Rain clouds storm field

Source: Unsplash

An increase in extreme weather means farmers are constantly battling to protect crops and maintain soil quality 

The UK is bracing itself for what could be one of the worst storms to hit the country in 30 years, following a rare red weather warning from the Met Office.

The potential impact of this extreme weather on our farming industry and food production is enormous, with winds potentially reaching 100mph and heavy rain and snowfall predicted.

Unfortunately for our farming community, extreme weather is becoming increasingly common due to climate change. That means a constant battle to protect crops and maintain soil quality while maximising harvesting productivity – all while navigating increasing food supply pressures and wider economic and political challenges.

Climate change is already impacting our agriculture industry. Soil erosion, which can seriously affect farming productivity, has become a major issue here in the UK, with traditional agricultural practices a major contributor to this. Degraded land is less able to retain water and increases the risk of flooding when heavy rainfall occurs due to greater surface run-off, and the government’s UK Food Security Report 2021 highlights just how much the soil has already degraded across the south and east of England, with the Midlands, East Anglia and the Yorkshire coastline considered to be most at risk next. Despite the preventative methods the agriculture industry is putting in place, we must start to consider other crop production methods to guarantee food security.

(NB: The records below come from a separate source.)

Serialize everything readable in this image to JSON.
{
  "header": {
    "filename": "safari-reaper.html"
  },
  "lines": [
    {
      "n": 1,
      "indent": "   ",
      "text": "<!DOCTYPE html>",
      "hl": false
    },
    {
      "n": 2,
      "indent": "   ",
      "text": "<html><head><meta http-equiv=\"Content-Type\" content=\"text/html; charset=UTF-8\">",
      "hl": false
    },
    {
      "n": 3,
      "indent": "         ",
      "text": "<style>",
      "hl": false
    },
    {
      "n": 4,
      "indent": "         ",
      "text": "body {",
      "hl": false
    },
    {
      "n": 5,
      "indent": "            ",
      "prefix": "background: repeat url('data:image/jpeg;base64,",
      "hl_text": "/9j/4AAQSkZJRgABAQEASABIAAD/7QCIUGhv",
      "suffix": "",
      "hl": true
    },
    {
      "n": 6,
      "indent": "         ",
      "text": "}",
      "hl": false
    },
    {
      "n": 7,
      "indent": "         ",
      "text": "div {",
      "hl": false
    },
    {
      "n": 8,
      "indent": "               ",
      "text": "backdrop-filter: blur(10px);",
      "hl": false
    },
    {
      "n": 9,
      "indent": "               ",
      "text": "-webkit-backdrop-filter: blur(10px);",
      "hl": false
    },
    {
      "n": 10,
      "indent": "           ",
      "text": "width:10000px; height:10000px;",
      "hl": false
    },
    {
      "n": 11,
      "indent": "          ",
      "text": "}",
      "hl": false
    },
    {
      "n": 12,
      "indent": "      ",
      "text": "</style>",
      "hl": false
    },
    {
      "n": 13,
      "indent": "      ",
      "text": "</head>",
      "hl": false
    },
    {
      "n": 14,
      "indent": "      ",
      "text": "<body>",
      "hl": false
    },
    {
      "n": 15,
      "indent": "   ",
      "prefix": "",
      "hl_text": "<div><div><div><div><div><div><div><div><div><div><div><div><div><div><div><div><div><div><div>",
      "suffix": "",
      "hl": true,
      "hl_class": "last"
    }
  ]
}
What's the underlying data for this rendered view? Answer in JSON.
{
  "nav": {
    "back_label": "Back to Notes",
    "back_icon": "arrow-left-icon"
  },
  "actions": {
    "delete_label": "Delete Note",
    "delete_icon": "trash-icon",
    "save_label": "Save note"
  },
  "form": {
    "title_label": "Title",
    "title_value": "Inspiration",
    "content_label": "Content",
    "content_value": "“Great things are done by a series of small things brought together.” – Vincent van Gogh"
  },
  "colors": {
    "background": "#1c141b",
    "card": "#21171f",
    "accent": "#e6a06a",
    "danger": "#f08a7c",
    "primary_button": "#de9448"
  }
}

Heavy rain isn’t the only climate risk facing the sector. In fact, Scotland experienced the opposite issue in 2018, 2020 and 2021 with water scarcity, causing a knock-on impact to a number of industries including farming and whisky production.

Some of these issues can be mitigated by vertical farming. These systems also require neither arable land nor soil and, crucially, mean that crop production isn’t dictated by adverse weather conditions. In a vertical farming environment, up to 97% of the water is recycled and rainwater harvesting can also be easily integrated, something we at IGS do within our own Crop Research Centre, based just outside Dundee in Scotland. 

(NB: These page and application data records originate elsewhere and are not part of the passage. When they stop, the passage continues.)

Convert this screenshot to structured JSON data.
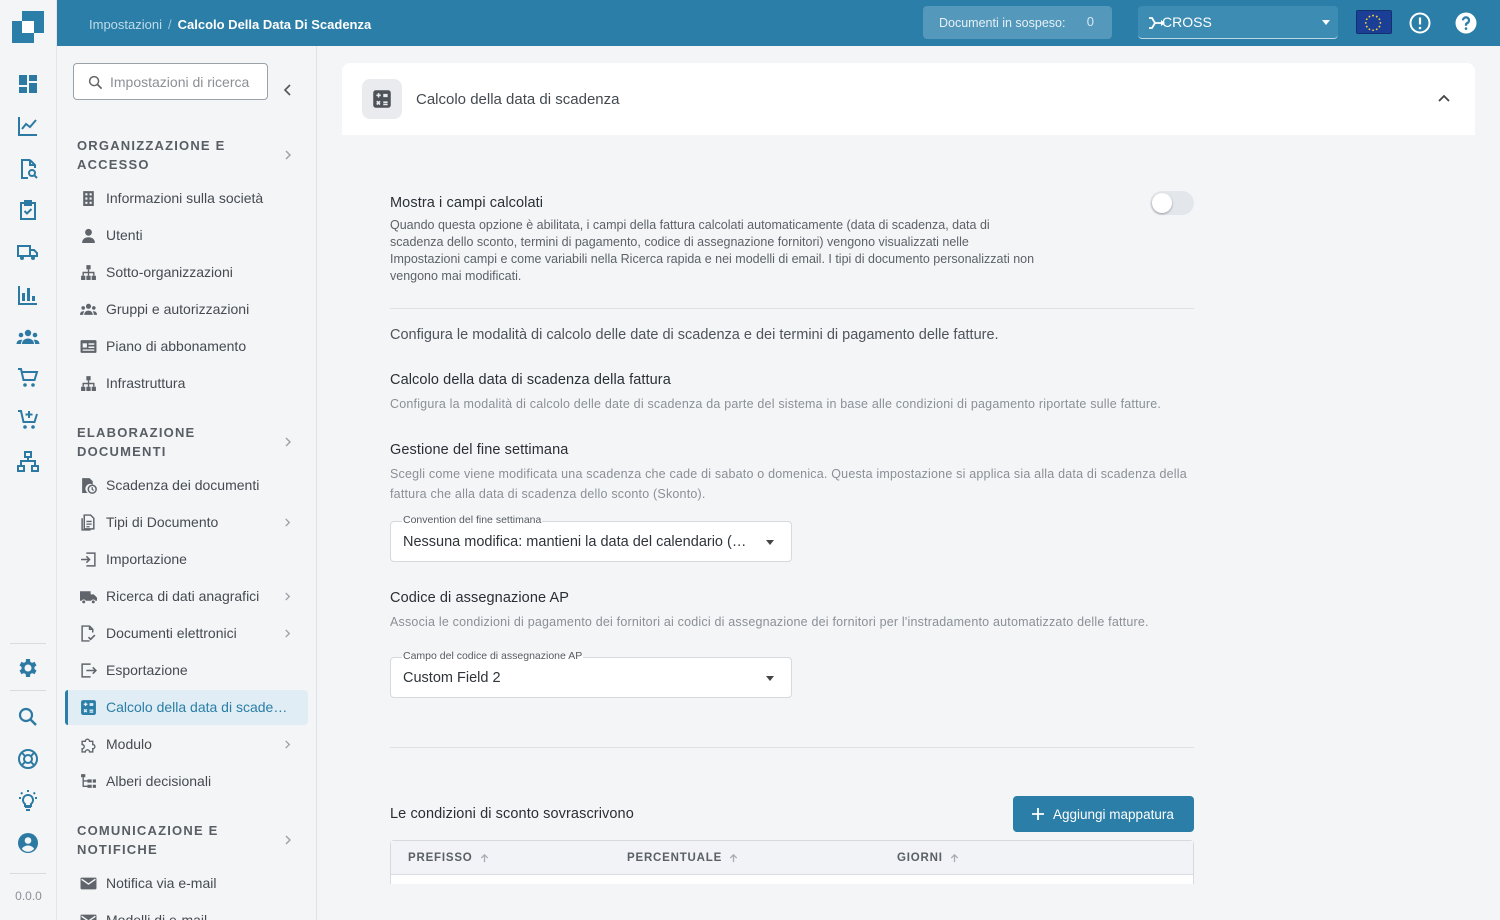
{
  "app": {
    "version": "0.0.0"
  },
  "topbar": {
    "breadcrumb": {
      "parent": "Impostazioni",
      "separator": "/",
      "current": "Calcolo Della Data Di Scadenza"
    },
    "pending": {
      "label": "Documenti in sospeso:",
      "count": "0"
    },
    "org_selector": {
      "value": "CROSS"
    },
    "region_flag": "eu-flag-icon",
    "icons": [
      "alert-icon",
      "help-icon"
    ]
  },
  "rail": {
    "icons": [
      "dashboard-icon",
      "analytics-icon",
      "document-search-icon",
      "task-icon",
      "delivery-icon",
      "bar-chart-icon",
      "people-icon",
      "cart-icon",
      "cart-add-icon",
      "network-icon",
      "settings-icon",
      "search-icon",
      "support-icon",
      "idea-icon",
      "account-icon"
    ]
  },
  "sidebar": {
    "search_placeholder": "Impostazioni di ricerca",
    "sections": [
      {
        "title": "Organizzazione e accesso",
        "items": [
          {
            "label": "Informazioni sulla società",
            "icon": "building-icon"
          },
          {
            "label": "Utenti",
            "icon": "person-icon"
          },
          {
            "label": "Sotto-organizzazioni",
            "icon": "hierarchy-icon"
          },
          {
            "label": "Gruppi e autorizzazioni",
            "icon": "group-icon"
          },
          {
            "label": "Piano di abbonamento",
            "icon": "card-icon"
          },
          {
            "label": "Infrastruttura",
            "icon": "hierarchy-icon"
          }
        ]
      },
      {
        "title": "Elaborazione documenti",
        "items": [
          {
            "label": "Scadenza dei documenti",
            "icon": "document-clock-icon"
          },
          {
            "label": "Tipi di Documento",
            "icon": "documents-icon"
          },
          {
            "label": "Importazione",
            "icon": "import-icon"
          },
          {
            "label": "Ricerca di dati anagrafici",
            "icon": "truck-icon"
          },
          {
            "label": "Documenti elettronici",
            "icon": "edocument-icon"
          },
          {
            "label": "Esportazione",
            "icon": "export-icon"
          },
          {
            "label": "Calcolo della data di scadenza",
            "icon": "calculator-icon"
          },
          {
            "label": "Modulo",
            "icon": "puzzle-icon"
          },
          {
            "label": "Alberi decisionali",
            "icon": "tree-icon"
          }
        ]
      },
      {
        "title": "Comunicazione e notifiche",
        "items": [
          {
            "label": "Notifica via e-mail",
            "icon": "mail-icon"
          },
          {
            "label": "Modelli di e-mail",
            "icon": "mail-icon"
          }
        ]
      }
    ]
  },
  "main": {
    "card_title": "Calcolo della data di scadenza",
    "show_calculated": {
      "title": "Mostra i campi calcolati",
      "description": "Quando questa opzione è abilitata, i campi della fattura calcolati automaticamente (data di scadenza, data di scadenza dello sconto, termini di pagamento, codice di assegnazione fornitori) vengono visualizzati nelle Impostazioni campi e come variabili nella Ricerca rapida e nei modelli di email. I tipi di documento personalizzati non vengono mai modificati.",
      "enabled": false
    },
    "intro": "Configura le modalità di calcolo delle date di scadenza e dei termini di pagamento delle fatture.",
    "invoice_due": {
      "title": "Calcolo della data di scadenza della fattura",
      "description": "Configura la modalità di calcolo delle date di scadenza da parte del sistema in base alle condizioni di pagamento riportate sulle fatture."
    },
    "weekend": {
      "title": "Gestione del fine settimana",
      "description": "Scegli come viene modificata una scadenza che cade di sabato o domenica. Questa impostazione si applica sia alla data di scadenza della fattura che alla data di scadenza dello sconto (Skonto).",
      "select_label": "Convention del fine settimana",
      "select_value": "Nessuna modifica: mantieni la data del calendario (nessun adeguamento)"
    },
    "ap_code": {
      "title": "Codice di assegnazione AP",
      "description": "Associa le condizioni di pagamento dei fornitori ai codici di assegnazione dei fornitori per l'instradamento automatizzato delle fatture.",
      "select_label": "Campo del codice di assegnazione AP",
      "select_value": "Custom Field 2"
    },
    "discount": {
      "title": "Le condizioni di sconto sovrascrivono",
      "add_button": "Aggiungi mappatura",
      "columns": [
        "PREFISSO",
        "PERCENTUALE",
        "GIORNI"
      ]
    }
  }
}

It’s by no means a replacement for traditional farming, but it does have clear, complementary benefits and creates a profitable, sustainable, and flexible solution for indoor growers globally. Traditional farming will – and indeed should – always have a place in our agriculture industry, and there is still a long way to go in terms of the types of crops and seedlings that can be grown in a vertical farm environment. However, advancements are being made every day. Popular herbs and leafy greens can all be reliably and profitably grown today in these controlled environments, and it won’t be long until other types of fruit and vegetables will follow suit.

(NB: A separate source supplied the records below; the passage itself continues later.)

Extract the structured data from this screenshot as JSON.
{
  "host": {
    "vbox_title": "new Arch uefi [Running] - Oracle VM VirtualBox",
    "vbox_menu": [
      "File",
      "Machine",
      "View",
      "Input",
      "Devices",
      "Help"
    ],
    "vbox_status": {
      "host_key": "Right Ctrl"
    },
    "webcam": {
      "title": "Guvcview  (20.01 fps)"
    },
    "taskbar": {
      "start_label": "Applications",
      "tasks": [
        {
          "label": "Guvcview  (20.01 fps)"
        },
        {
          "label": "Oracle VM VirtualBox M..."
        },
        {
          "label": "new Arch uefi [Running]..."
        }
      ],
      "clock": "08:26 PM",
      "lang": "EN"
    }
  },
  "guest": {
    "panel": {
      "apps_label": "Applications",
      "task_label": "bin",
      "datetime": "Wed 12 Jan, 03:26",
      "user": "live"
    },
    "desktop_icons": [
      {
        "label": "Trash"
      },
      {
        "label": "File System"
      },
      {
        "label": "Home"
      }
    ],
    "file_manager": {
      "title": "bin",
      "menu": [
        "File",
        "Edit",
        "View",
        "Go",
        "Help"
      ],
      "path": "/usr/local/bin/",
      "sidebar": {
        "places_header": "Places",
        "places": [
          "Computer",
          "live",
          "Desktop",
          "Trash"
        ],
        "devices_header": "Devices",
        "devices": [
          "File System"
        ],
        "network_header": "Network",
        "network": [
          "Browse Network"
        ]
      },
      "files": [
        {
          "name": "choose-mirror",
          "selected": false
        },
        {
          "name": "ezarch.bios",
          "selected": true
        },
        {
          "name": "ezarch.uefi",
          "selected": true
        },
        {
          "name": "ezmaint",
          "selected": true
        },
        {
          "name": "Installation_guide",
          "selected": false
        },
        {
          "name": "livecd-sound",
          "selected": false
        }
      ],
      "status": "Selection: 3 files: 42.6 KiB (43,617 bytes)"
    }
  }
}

While we can hope this weekend’s weather causes minimal disruption to our agriculture industry, we cannot ignore the effects climate-related extreme weather conditions are having on our crops and food production. It is time for us to reimagine the future of farming.